Yes, we’re talking production. Clients want you to produce work. This is, after all, what they hire us for; Is it not?

Yes, you say, with great affirmation.

Wrong.

What clients hire us for, what they really hire us to produce, are results. The work is a means to an end and that ultimate end result is sales. Not awareness in and of itself, not leads, although these are steps along the path, not likes or clicks, but actual hard-boiled sales, measured in ounces of gold.

Advertising to sales ratios are one measure clients use to determine how much of their advertising budget goes into each sale. Some clients, depending on the nature of their product or service, might look at lifetime value of a customer, assuming the product or service involves repeat purchase. For instance, your wireless phone service vs a dog leash.

The wireless service may spend hundreds of dollars closing you as a customer knowing for sure that once they have you, they will have you for a good many years, so the initial cost of sale is amortized over the life of your engagement.

The dog leash people, on the other hand, cannot afford to spend any more than a few bucks to achieve your purchase of their product. And it’s a product you will likely have a lot longer than your wireless carrier. Or at least as long as you have your dog.

If you don’t understand your client’s business, you cannot produce effective results. It’s pretty simple. If you don’t understand the perceived value in the mind of the target customer, you will not achieve effective results.

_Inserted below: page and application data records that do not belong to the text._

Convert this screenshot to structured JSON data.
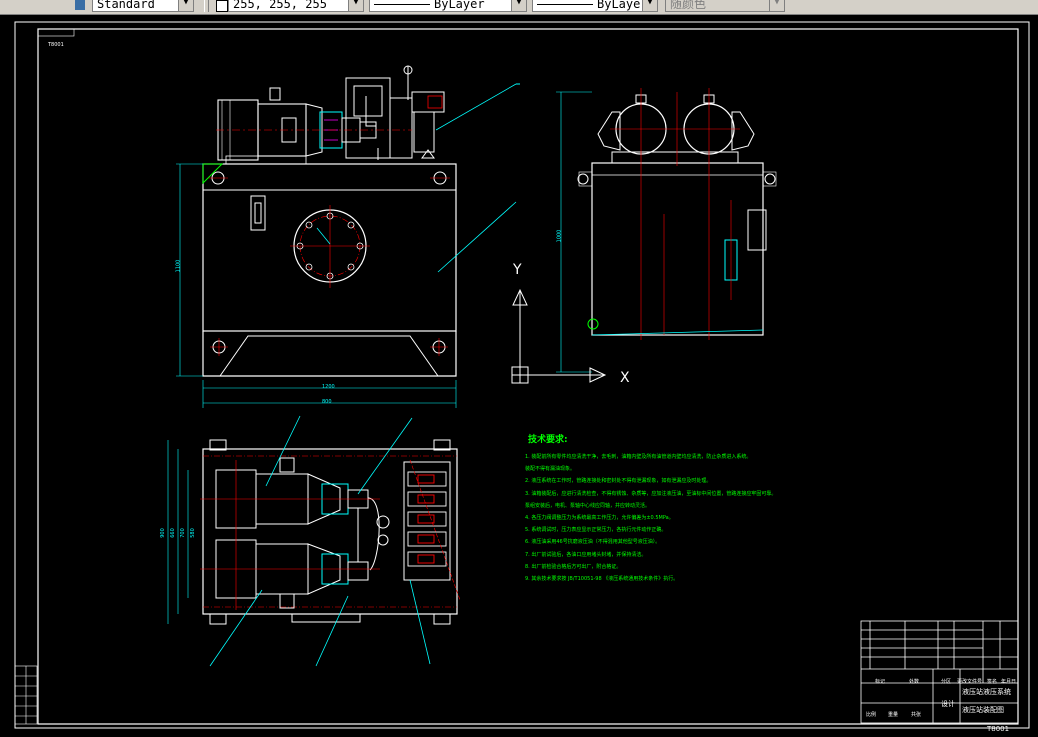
{
  "toolbar": {
    "text_style": "Standard",
    "color_value": "255, 255, 255",
    "linetype": "ByLayer",
    "lineweight": "ByLayer",
    "plot_style": "随颜色"
  },
  "drawing": {
    "frame_tag": "T8001",
    "ucs_labels": {
      "y": "Y",
      "x": "X"
    },
    "technical_notes": {
      "title": "技术要求:",
      "lines": [
        "1. 装配前所有零件均应清洗干净，去毛刺，油箱内壁及所有油管道内壁均应清洗，防止杂质进入系统。",
        "    装配不得有漏油现象。",
        "2. 液压系统在工作时，管路连接处和密封处不得有泄漏现象，如有泄漏应及时处理。",
        "3. 油箱装配后，应进行清洗检查，不得有锈蚀、杂质等，应加注液压油，至油标中间位置，管路连接应牢固可靠。",
        "    泵组安装后，电机、泵轴中心线应同轴，并应转动灵活。",
        "4. 各压力阀调整压力为系统最高工作压力，允许偏差为±0.5MPa。",
        "5. 系统调试时，压力表应显示正常压力，各执行元件动作正确。",
        "6. 液压油采用46号抗磨液压油（不得混用其他型号液压油）。",
        "7. 出厂前试验后，各油口应用堵头封堵，并保持清洁。",
        "8. 出厂前检验合格后方可出厂，附合格证。",
        "9. 其余技术要求按 JB/T10051-98 《液压系统通用技术条件》执行。"
      ]
    },
    "title_block": {
      "design_label": "设计",
      "title_line1": "液压站液压系统",
      "title_line2": "液压站装配图",
      "drawing_number": "T8001",
      "small_labels": [
        "标记",
        "处数",
        "分区",
        "更改文件号",
        "签名",
        "年月日"
      ],
      "col_labels": [
        "比例",
        "重量",
        "共张"
      ]
    },
    "dimension_labels": [
      "1100",
      "1200",
      "800",
      "1000",
      "900",
      "660",
      "700",
      "580"
    ]
  }
}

Brand value is derived from consumer need based on real insight into their emotional relationship with the brand. This emotional relationship is expressed in the brand idea.

Getting it right triggers deep connections that make the cash register ring; and that my friends is what they pay us for.

Are you creating killer content? Is your content engine in overdrive? A boiling, overheated, over expressed machine; choking the very channels from which you hope to win new customers and build deeper relationships.

Not all content is created equal. And not every potential consumer touch-point warrants the presence of your brand.

The buyer’s journey is almost always a process of discovery, investigation, ingestion, peer-to-peer consultation, more investigation, purchase consideration, then final decision and purchase of the winning brand.

Consumers need downtime. They need free space to think, confer with friends and thoughtful consideration of their options. They need ad free, clutter-free space. They need respect.

Robotic ad buying and over-zealous social media content stuffing can destroy brand perception.

Too much, is well… too much. And enough is enough. Brands that lack insight and deep strategy default to polluting their own channels; paid, owned and earned.

Clients are spending untold amounts of money on bad content decisions. Content strategy should be a very direct and meaningful extension of your brand idea. Your brand idea needs to express the desires of your customers. The story of your brand is the story of your customers.

Telling this story in the most meaningful and relevant and respectful way is the ultimate expression of your brand.

Killer content; thoughtful, respectful, entertaining, informative and insightful. Creative content is the stuff that turns prospects into customers.

Smart clients get smart work. We like smart clients and Habitat Clothes is a great client. Hard working, hands-on, head in the clouds with feet on the ground. Visionary and driven with a keen curiosity and willingness to learn and adapt to the changing demands of her business, Suzanne Williams is a restless warrior in the battle of building her brand.  From our initial conversations about the needs of her business and the impact on the brand, down to the last detail of execution in planning her product line shoot, she never loses sight of the larger strategic goals she has set out for the Habitat brand.

The problem with no, the real problem, is that it’s not yes. Turning no into yes is often a cat and mouse game with the marketing team. You might have 10 clients on a single brand with a claim to input and by the time you’re done, your big idea might not be so big any longer and your enthusiasm may certainly have waned… but your idea finally gets moved upstairs with the warm endorsement of a semi-aligned brand team. Sound familiar?

If this is a regular routine and when you look yourself in the mirror and with absolutely no self-aggrandizing bullshit you can say, without equivocation, that this is your best work and that the big idea for the brand has been pillaged to death by no, you’ve enter the club of no authority.

The club of no authority, wields the only axe they are authorized to carry; no.

Have you noticed? The decision making around big ideas by marketing teams is sadly, often a chess match of realpolitik in the face of the true authority upstairs.

They cannot give you a yes, because yes is not in the room.

When the idea finally climbs the last flight of stairs and enters the corner office, it may not get that yes because it’s been watered down and the corner office thinks and behaves differently. The corner office is not worried about the corner office. The corner office wants the big idea to be truly big and liberating. The corner office wants your expertise above all else.

This is your moment.

Do everything in your power to be in that room and have your original iteration of the idea at hand. If the idea starts to take a dive offer the alternative solution, one of your originals.

If it achieves yes, immediately give credit to the marketing team for pushing you to no end.

If it all falls flat, accept responsibility and start asking a lot of questions, get the corner office in on the dialogue. Show your humility in the face of their expertise, work to an insight, listen intently, walk out armed, tell them you’ll be back in 48 hours, ready to deliver a yes.

All client companies have their rules of engagement and most of the time you will be bound by these rules and the culture that defines them. Work towards a presentation plan with your client team, they will appreciate this effort more than you realize. After all, yes benefits everyone.